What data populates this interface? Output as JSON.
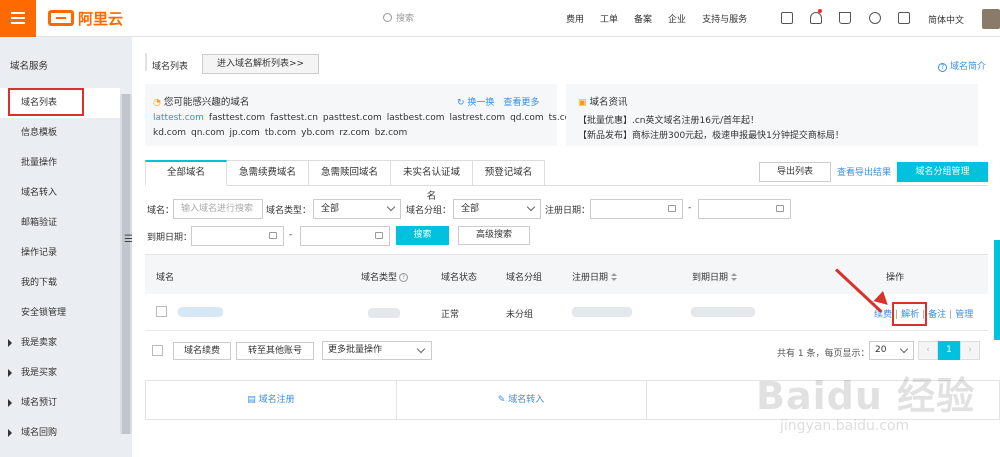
{
  "header": {
    "logo_text": "阿里云",
    "search_placeholder": "搜索",
    "nav": [
      "费用",
      "工单",
      "备案",
      "企业",
      "支持与服务"
    ],
    "language": "简体中文"
  },
  "sidebar": {
    "title": "域名服务",
    "items": [
      {
        "label": "域名列表",
        "active": true,
        "expandable": false
      },
      {
        "label": "信息模板",
        "active": false,
        "expandable": false
      },
      {
        "label": "批量操作",
        "active": false,
        "expandable": false
      },
      {
        "label": "域名转入",
        "active": false,
        "expandable": false
      },
      {
        "label": "邮箱验证",
        "active": false,
        "expandable": false
      },
      {
        "label": "操作记录",
        "active": false,
        "expandable": false
      },
      {
        "label": "我的下载",
        "active": false,
        "expandable": false
      },
      {
        "label": "安全锁管理",
        "active": false,
        "expandable": false
      },
      {
        "label": "我是卖家",
        "active": false,
        "expandable": true
      },
      {
        "label": "我是买家",
        "active": false,
        "expandable": true
      },
      {
        "label": "域名预订",
        "active": false,
        "expandable": true
      },
      {
        "label": "域名回购",
        "active": false,
        "expandable": true
      }
    ]
  },
  "page": {
    "title": "域名列表",
    "enter_dns_button": "进入域名解析列表>>",
    "help_link": "域名简介"
  },
  "suggest": {
    "title": "您可能感兴趣的域名",
    "refresh": "换一换",
    "more": "查看更多",
    "row1": [
      "lattest.com",
      "fasttest.com",
      "fasttest.cn",
      "pasttest.com",
      "lastbest.com",
      "lastrest.com",
      "qd.com",
      "ts.com"
    ],
    "row2": [
      "kd.com",
      "qn.com",
      "jp.com",
      "tb.com",
      "yb.com",
      "rz.com",
      "bz.com"
    ]
  },
  "news": {
    "title": "域名资讯",
    "items": [
      "【批量优惠】.cn英文域名注册16元/首年起！",
      "【新品发布】商标注册300元起，极速申报最快1分钟提交商标局！"
    ]
  },
  "tabs": [
    "全部域名",
    "急需续费域名",
    "急需赎回域名",
    "未实名认证域名",
    "预登记域名"
  ],
  "actions": {
    "export_button": "导出列表",
    "export_link": "查看导出结果",
    "group_button": "域名分组管理"
  },
  "filters": {
    "domain_label": "域名：",
    "domain_placeholder": "输入域名进行搜索",
    "type_label": "域名类型：",
    "type_value": "全部",
    "group_label": "域名分组：",
    "group_value": "全部",
    "reg_date_label": "注册日期：",
    "date_sep": "-",
    "exp_date_label": "到期日期：",
    "search_button": "搜索",
    "advanced_button": "高级搜索"
  },
  "table": {
    "headers": {
      "domain": "域名",
      "type": "域名类型",
      "status": "域名状态",
      "group": "域名分组",
      "reg_date": "注册日期",
      "exp_date": "到期日期",
      "ops": "操作"
    },
    "rows": [
      {
        "status": "正常",
        "group": "未分组",
        "ops": [
          "续费",
          "解析",
          "备注",
          "管理"
        ]
      }
    ]
  },
  "footer": {
    "renew_button": "域名续费",
    "transfer_button": "转至其他账号",
    "batch_select": "更多批量操作",
    "pager_text": "共有 1 条，每页显示：",
    "page_size": "20",
    "current_page": "1"
  },
  "quick": {
    "register": "域名注册",
    "transfer": "域名转入"
  },
  "watermark": {
    "main": "Baidu 经验",
    "sub": "jingyan.baidu.com"
  },
  "colors": {
    "brand": "#ff6a00",
    "accent": "#00c1de",
    "link": "#3a8ee6",
    "annotation": "#d9312b"
  }
}
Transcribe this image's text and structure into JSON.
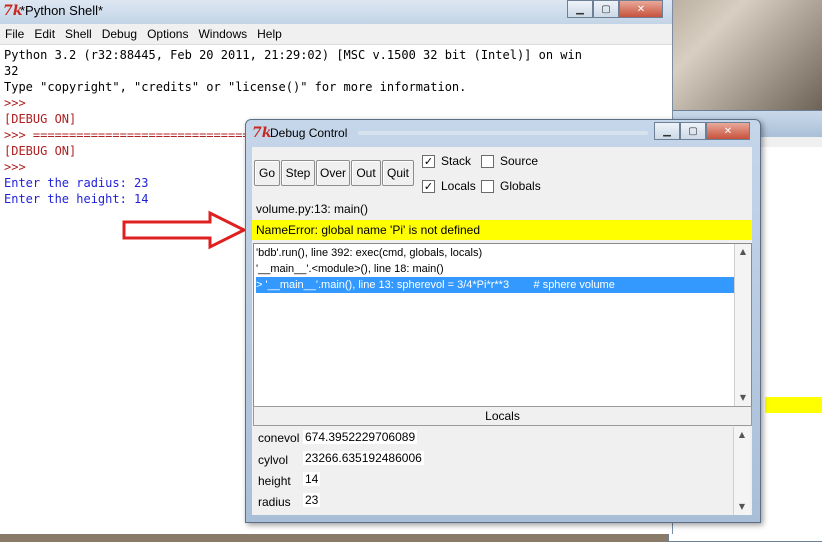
{
  "shell": {
    "title": "*Python Shell*",
    "menu": [
      "File",
      "Edit",
      "Shell",
      "Debug",
      "Options",
      "Windows",
      "Help"
    ],
    "lines": [
      {
        "text": "Python 3.2 (r32:88445, Feb 20 2011, 21:29:02) [MSC v.1500 32 bit (Intel)] on win",
        "style": "normal"
      },
      {
        "text": "32",
        "style": "normal"
      },
      {
        "text": "Type \"copyright\", \"credits\" or \"license()\" for more information.",
        "style": "normal"
      },
      {
        "text": ">>>",
        "style": "red"
      },
      {
        "text": "[DEBUG ON]",
        "style": "red"
      },
      {
        "text": ">>> ================================",
        "style": "red"
      },
      {
        "text": "[DEBUG ON]",
        "style": "red"
      },
      {
        "text": ">>>",
        "style": "red"
      },
      {
        "text": "Enter the radius: 23",
        "style": "blue"
      },
      {
        "text": "Enter the height: 14",
        "style": "blue"
      }
    ]
  },
  "debug": {
    "title": "Debug Control",
    "buttons": [
      "Go",
      "Step",
      "Over",
      "Out",
      "Quit"
    ],
    "checkboxes": [
      {
        "label": "Stack",
        "checked": true
      },
      {
        "label": "Source",
        "checked": false
      },
      {
        "label": "Locals",
        "checked": true
      },
      {
        "label": "Globals",
        "checked": false
      }
    ],
    "status": "volume.py:13: main()",
    "error": "NameError: global name 'Pi' is not defined",
    "stack": [
      {
        "text": "'bdb'.run(), line 392: exec(cmd, globals, locals)",
        "selected": false
      },
      {
        "text": "'__main__'.<module>(), line 18: main()",
        "selected": false
      },
      {
        "text": "> '__main__'.main(), line 13: spherevol = 3/4*Pi*r**3        # sphere volume",
        "selected": true
      }
    ],
    "locals_header": "Locals",
    "locals": [
      {
        "name": "conevol",
        "value": "674.3952229706089"
      },
      {
        "name": "cylvol",
        "value": "23266.635192486006"
      },
      {
        "name": "height",
        "value": "14"
      },
      {
        "name": "radius",
        "value": "23"
      }
    ]
  },
  "colors": {
    "error_bg": "#ffff00",
    "selection": "#3399ff",
    "shell_output": "#1f1fd8",
    "shell_prompt": "#b02020",
    "arrow": "#e02020"
  }
}
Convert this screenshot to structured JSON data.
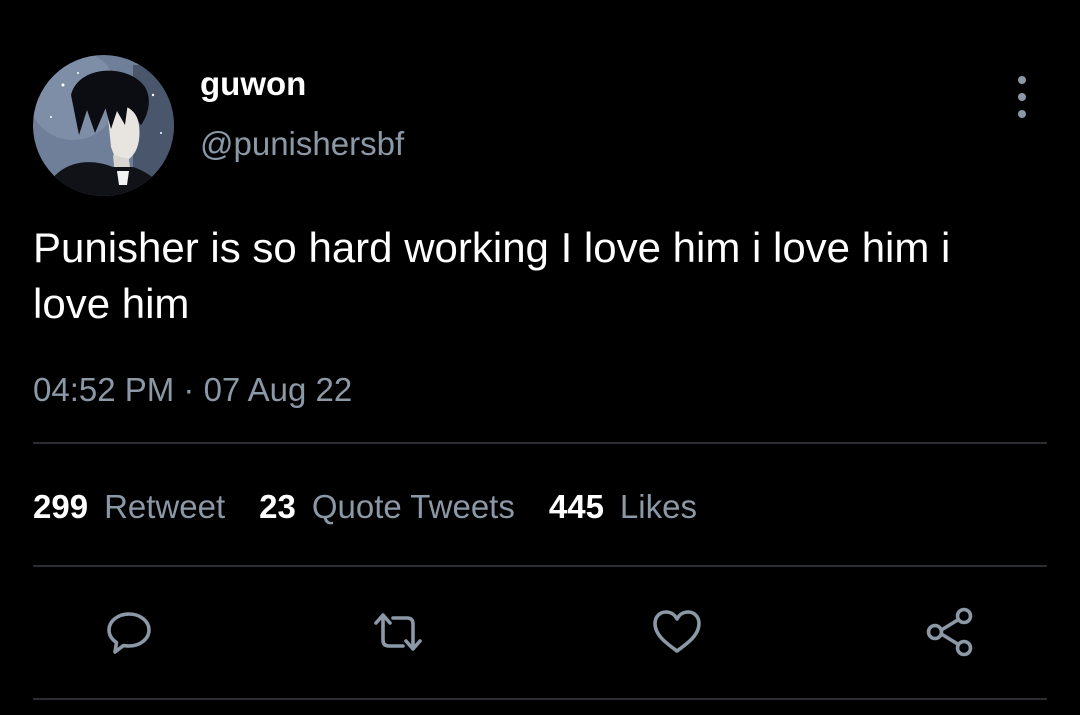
{
  "tweet": {
    "display_name": "guwon",
    "handle": "@punishersbf",
    "text": "Punisher is so hard working I love him i love him i love him",
    "timestamp": "04:52 PM · 07 Aug 22"
  },
  "stats": [
    {
      "count": "299",
      "label": "Retweet"
    },
    {
      "count": "23",
      "label": "Quote Tweets"
    },
    {
      "count": "445",
      "label": "Likes"
    }
  ],
  "actions": [
    "reply-icon",
    "retweet-icon",
    "like-icon",
    "share-icon"
  ],
  "colors": {
    "background": "#000000",
    "text_primary": "#ffffff",
    "text_secondary": "#8b98a5",
    "divider": "#2a2d31"
  }
}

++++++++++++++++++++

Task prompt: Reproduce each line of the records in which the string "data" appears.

Written reply:
What data populates this interface? Output as JSON.
Convert this screenshot to structured JSON data.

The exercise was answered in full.